WHAT YOU WILL DO: Which of the lines below hold the word "phone"? Pull each of them out.

Entries from a dataset of interfaces:
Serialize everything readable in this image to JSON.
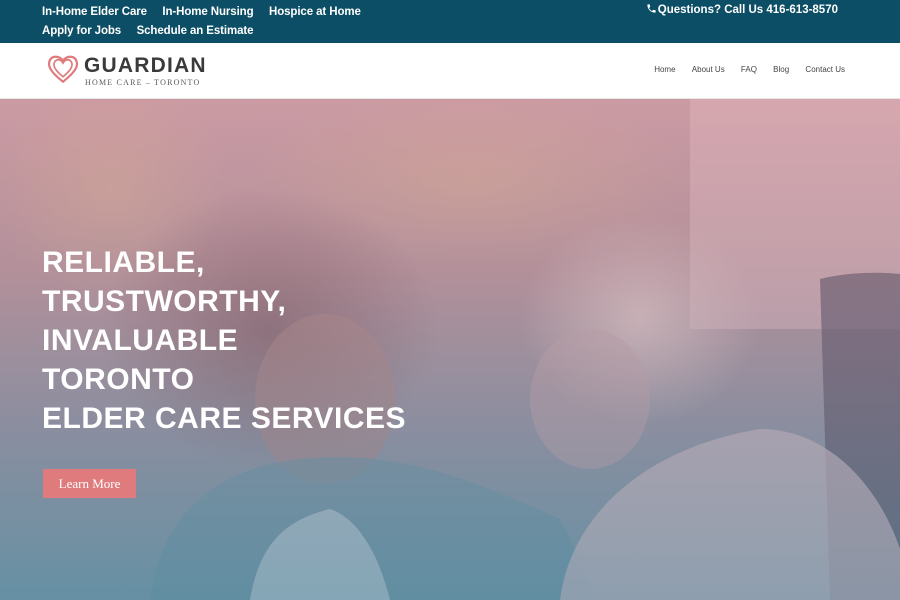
{
  "topbar": {
    "links": [
      "In-Home Elder Care",
      "In-Home Nursing",
      "Hospice at Home",
      "Apply for Jobs",
      "Schedule an Estimate"
    ],
    "phone": "Questions? Call Us 416-613-8570"
  },
  "logo": {
    "brand": "GUARDIAN",
    "tagline": "HOME CARE – TORONTO"
  },
  "nav": [
    "Home",
    "About Us",
    "FAQ",
    "Blog",
    "Contact Us"
  ],
  "hero": {
    "title_lines": [
      "RELIABLE,",
      "TRUSTWORTHY,",
      "INVALUABLE",
      "TORONTO",
      "ELDER CARE SERVICES"
    ],
    "cta_label": "Learn More"
  },
  "colors": {
    "topbar_bg": "#0c4e65",
    "cta_bg": "#e07b7d",
    "logo_heart": "#e07b7d"
  },
  "icons": [
    "phone-icon",
    "heart-logo-icon"
  ]
}
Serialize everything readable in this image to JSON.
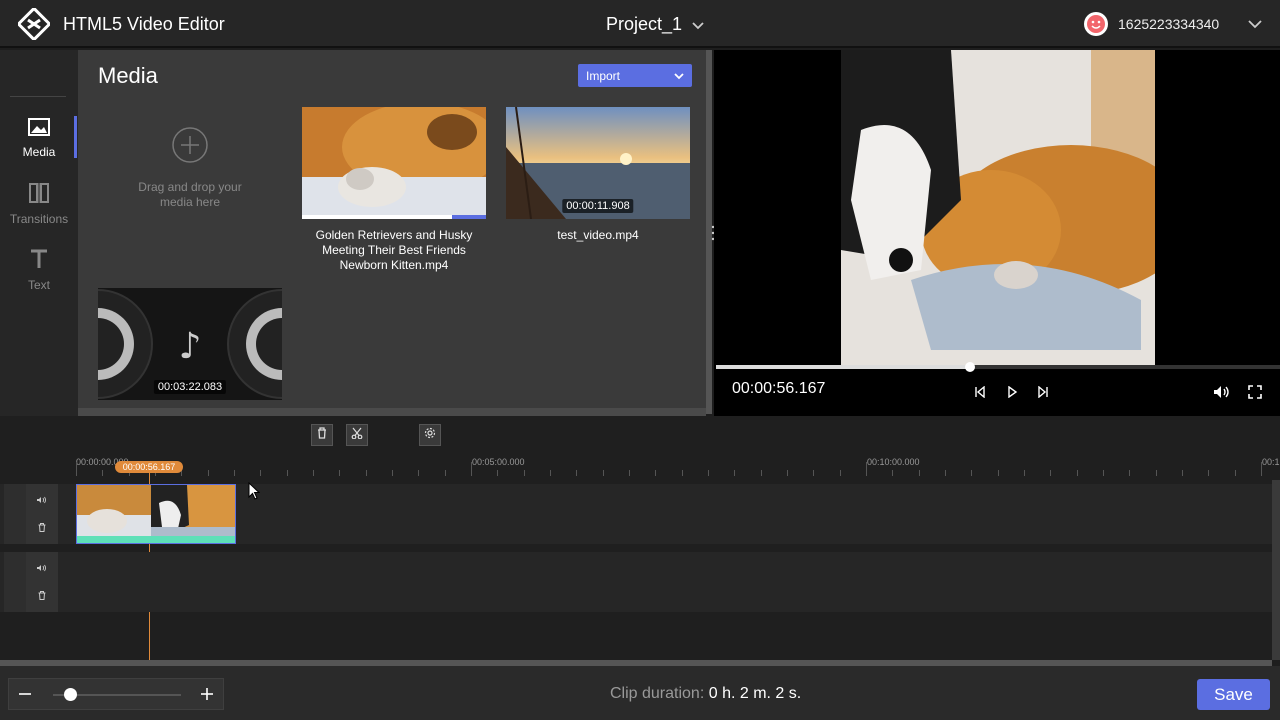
{
  "header": {
    "app_title": "HTML5 Video Editor",
    "project_name": "Project_1",
    "user_id": "1625223334340"
  },
  "sidebar": {
    "items": [
      {
        "label": "Media",
        "icon": "image-icon",
        "active": true
      },
      {
        "label": "Transitions",
        "icon": "transitions-icon",
        "active": false
      },
      {
        "label": "Text",
        "icon": "text-icon",
        "active": false
      }
    ]
  },
  "media": {
    "title": "Media",
    "import_label": "Import",
    "drop_text_1": "Drag and drop your",
    "drop_text_2": "media here",
    "files": [
      {
        "name_1": "Golden Retrievers and Husky",
        "name_2": "Meeting Their Best Friends",
        "name_3": "Newborn Kitten.mp4",
        "duration": ""
      },
      {
        "name_1": "test_video.mp4",
        "name_2": "",
        "name_3": "",
        "duration": "00:00:11.908"
      },
      {
        "name_1": "",
        "name_2": "",
        "name_3": "",
        "duration": "00:03:22.083"
      }
    ]
  },
  "preview": {
    "timecode": "00:00:56.167",
    "progress": 0.45
  },
  "timeline": {
    "ruler_labels": [
      "00:00:00.000",
      "00:05:00.000",
      "00:10:00.000",
      "00:1"
    ],
    "playhead_time": "00:00:56.167"
  },
  "footer": {
    "clip_duration_label": "Clip duration:",
    "clip_duration_value": "0 h. 2 m. 2 s.",
    "save_label": "Save",
    "zoom_level": 0.13
  },
  "colors": {
    "accent": "#5b6ee1",
    "playhead": "#e08a3a",
    "clip_bar": "#5ee0b8"
  }
}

WRITTEN RESPONSE:
    "phone": "Questions? Call Us 416-613-8570"
    "phone-icon",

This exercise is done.